My desk diary for 2012 had “R&J Polunin” inked in for March 10, but there is a red line through it because the Ukrainian star, who was scheduled to learn a string of major roles that season, had a total meltdown, saying goodbye to the Royal Ballet and, it seemed, his career. On Wednesday night London finally got to see his Romeo at the Royal Albert Hall in the 2019 production conceived and choreographed by his former Covent Garden colleague Johan Kobborg. His Juliet was Alina Cojocaru.
Polunin had a prodigious talent but was a late developer in other ways. Still only 32, he has been working hard to clean up his skin (bye-bye giant Vladimir Putin tattoo), regain his work ethic and rebuild his reputation. The collaboration with Kobborg was a wise move. The Danish star is a fine teacher and his apprentice pieces for the Royal Ballet and his much-missed 2005 staging of La Sylphide proved his talents as dancemaker and director. His Romeo & Juliet boldly attempts to scale the story down for the modest ensemble using a (taped) edit of the Prokofiev score. This is completely understandable but not entirely successful.
Seasoned Romeo goers might be quite attracted to the idea of a streamlined scenario — no nurse, no padding, no prostitutes (hooray!) — but Kobborg’s 90-minute dash through the key moments is curiously vague and uninvolving. The ensembles of MacMillan or Nureyev or Grigorovich aren’t just a job-creation scheme for the corps de ballet; the Verona townspeople and the family feud that divides them are a vital force in the countermovement. Sword fights alone aren’t enough and without this living backdrop it’s just boy loses girl.
Kobborg begins (as Shakespeare does) with a spoiler: two dead bodies in front of David Umemoto’s shape-shifting set of stairways and arches (MC Escher meets the Castelvecchio). He then introduces the lovers with a brief solo. Polunin’s incessant leaps and double tours are catnip to a fan base won via his “Take Me to Church” video and Kobborg cleverly blurs the very rough edges of that once godlike technique with deliberately unclassical landings and flailing port de bras.

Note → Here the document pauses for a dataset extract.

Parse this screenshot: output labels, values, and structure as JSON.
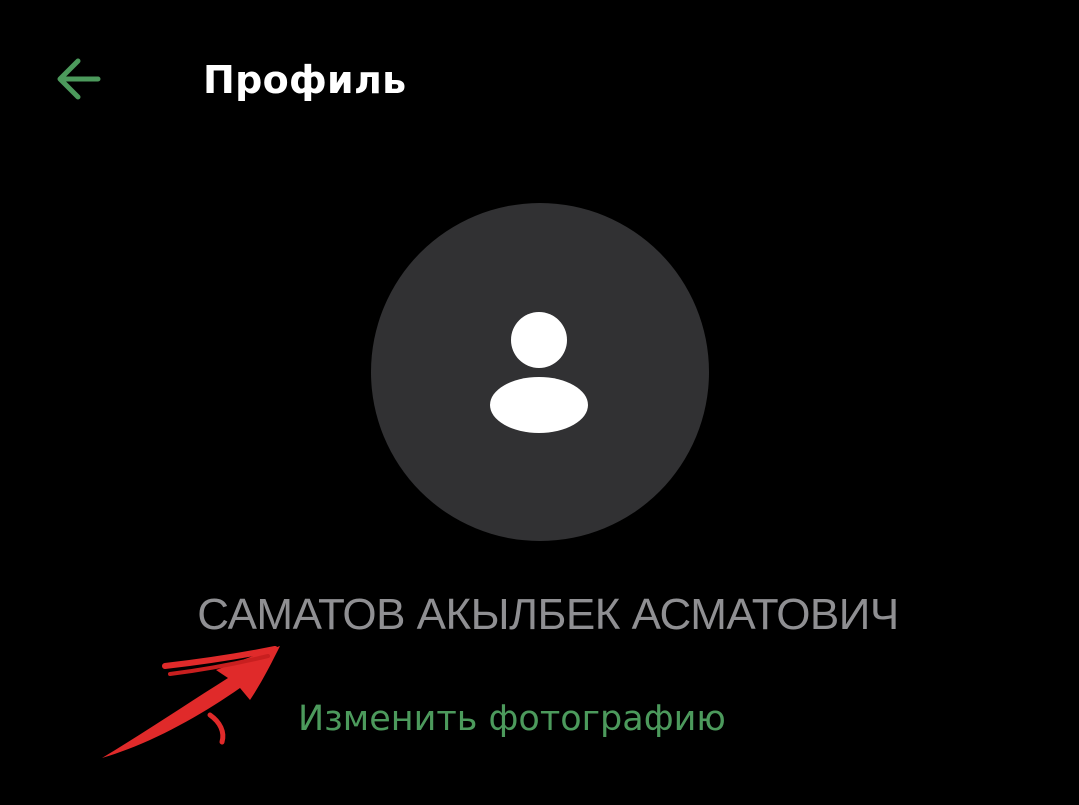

Cojocaru, 40 going on 14, remains a miracle of girlish lightness and, despite the breakneck pace of the exposition, we clearly see her mature from excited child to the passionate woman of the final scenes. The duets are fast and fiddly — the debts to Cranko and MacMillan are obvious — but there is, weirdly, no big bedroom pas de deux. Instead the lovers are given the Act Two music written for Lady Capulet’s grieving solo which is repurposed as an ugly, love-hate duet in which Cojocaru’s Juliet rages against the wreck of their hopes.
Polunin’s acting is more one-dimensional. He smiles, he frowns, he larks perfunctorily with his chums (a star turn for Daichi Ikarashi’s feather-footed Mercutio) but he is at his best in more melodramatic moments. The furious sword fight seemed real enough but I still haven’t seen his Romeo.